Today we met in the Morris County Library conference room to talk about the YA novel everyone has been buzzing about, We Were Liars. We had our biggest discussion yet, but there’s still room for more of you! We’d love to have you.
Overall, people really liked this book, with many giving it 4 or even 5 starts. I don’t know if that’s happened before, so this was a definite favorite. A couple of people gave it a low of 3, mostly because even the significant characters were fairly flat and undeveloped. However, a case could be made for that actually being the way teenagers actually view other kids their age who they only see every summer.
First, we will not spoil the ending of the book, so don’t worry! If you haven’t read it yet, it’s a doozy, and no one saw it coming. Aside from the ending and its emotional impact, we discussed the themes of wealth in society. Cadence and her cousins are from the “keep a stiff upper lip” upper crust of society, and nothing breaks into that shell. As teenagers, they rebel against it, of course.

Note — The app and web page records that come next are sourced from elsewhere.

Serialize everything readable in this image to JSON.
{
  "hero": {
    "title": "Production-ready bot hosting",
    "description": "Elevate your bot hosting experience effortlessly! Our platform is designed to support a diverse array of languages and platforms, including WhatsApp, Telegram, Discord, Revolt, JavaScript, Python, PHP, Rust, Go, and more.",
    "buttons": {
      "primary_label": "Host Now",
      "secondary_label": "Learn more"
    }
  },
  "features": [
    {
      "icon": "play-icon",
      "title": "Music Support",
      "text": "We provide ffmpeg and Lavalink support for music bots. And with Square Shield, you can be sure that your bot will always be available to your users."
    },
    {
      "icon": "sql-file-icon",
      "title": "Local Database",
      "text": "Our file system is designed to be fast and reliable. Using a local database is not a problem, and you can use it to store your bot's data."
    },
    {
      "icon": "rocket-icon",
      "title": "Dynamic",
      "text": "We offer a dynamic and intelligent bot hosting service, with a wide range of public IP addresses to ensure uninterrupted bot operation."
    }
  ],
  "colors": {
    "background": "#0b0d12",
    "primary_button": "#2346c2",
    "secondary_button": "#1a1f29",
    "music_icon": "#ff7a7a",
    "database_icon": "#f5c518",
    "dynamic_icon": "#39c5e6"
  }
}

We also discussed the recurring re-written fairy tales throughout the book, and what to make of them. Most of our readers really liked them, and at least one person suggested it was a great addition to the “unreliable narrator” aspect in Cadence.
One question we never really answered is: Why do they call themselves the Liars? It’s clear that Cady is lying to herself after the events of Summer Fifteen, and her family members are lying by omission, but why do the four teenagers call themselves Liars? Let us know in the comments if you have any ideas!

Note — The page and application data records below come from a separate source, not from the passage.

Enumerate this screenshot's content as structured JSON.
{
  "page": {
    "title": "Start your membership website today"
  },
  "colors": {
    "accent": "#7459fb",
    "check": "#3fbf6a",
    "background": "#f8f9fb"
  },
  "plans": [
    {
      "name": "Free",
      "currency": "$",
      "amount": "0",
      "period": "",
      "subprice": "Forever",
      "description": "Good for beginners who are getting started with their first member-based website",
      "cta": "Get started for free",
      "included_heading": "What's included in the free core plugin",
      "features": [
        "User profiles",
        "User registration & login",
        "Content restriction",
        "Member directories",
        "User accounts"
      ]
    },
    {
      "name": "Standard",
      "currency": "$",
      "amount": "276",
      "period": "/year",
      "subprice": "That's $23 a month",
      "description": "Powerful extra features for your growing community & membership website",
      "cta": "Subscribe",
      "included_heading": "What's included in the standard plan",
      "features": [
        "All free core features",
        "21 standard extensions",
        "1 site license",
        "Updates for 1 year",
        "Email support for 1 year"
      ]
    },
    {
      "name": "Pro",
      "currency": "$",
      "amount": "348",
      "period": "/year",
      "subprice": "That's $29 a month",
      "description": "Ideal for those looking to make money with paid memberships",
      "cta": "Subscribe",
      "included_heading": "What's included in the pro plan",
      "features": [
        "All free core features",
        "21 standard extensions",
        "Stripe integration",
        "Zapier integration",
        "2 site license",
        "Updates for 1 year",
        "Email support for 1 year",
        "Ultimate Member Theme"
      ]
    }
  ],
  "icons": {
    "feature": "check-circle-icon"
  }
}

There was some discussion of the similarities to Wuthering Heights and King Lear, and one patron also suggested some similarities to Lord of the Flies.

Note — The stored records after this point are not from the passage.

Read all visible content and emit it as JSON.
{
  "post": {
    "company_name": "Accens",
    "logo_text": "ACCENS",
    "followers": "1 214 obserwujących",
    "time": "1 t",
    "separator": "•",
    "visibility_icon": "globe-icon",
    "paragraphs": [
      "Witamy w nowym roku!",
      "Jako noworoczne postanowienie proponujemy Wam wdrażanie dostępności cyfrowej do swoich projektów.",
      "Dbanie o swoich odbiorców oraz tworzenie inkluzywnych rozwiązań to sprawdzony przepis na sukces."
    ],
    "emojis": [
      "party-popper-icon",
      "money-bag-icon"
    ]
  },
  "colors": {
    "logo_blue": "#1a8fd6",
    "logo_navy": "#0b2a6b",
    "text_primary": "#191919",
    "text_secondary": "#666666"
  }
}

Finally, without giving too much away, we disagreed on whether the tragic event hinted out throughout was actually realistic. Some people said yes, and some people found it difficult to believe.
Readers definitely appreciated Cady’s figurative-as-literal narration – at many times throughout the book, she describes things as actually happened that are clearly metaphorical. This unreliable narration makes it difficult to know what is real, and that adds a great deal to the novel.
The biggest critique of the book was, as mentioned above, the flatness of most of the characters. Cady and Gat were the most fleshed out, but even Mirren and Jimmy seemed one-dimensional for most of the readers.
Still, we all really enjoyed this book, and now we can’t wait for The Good Lord Bird, coming up in July!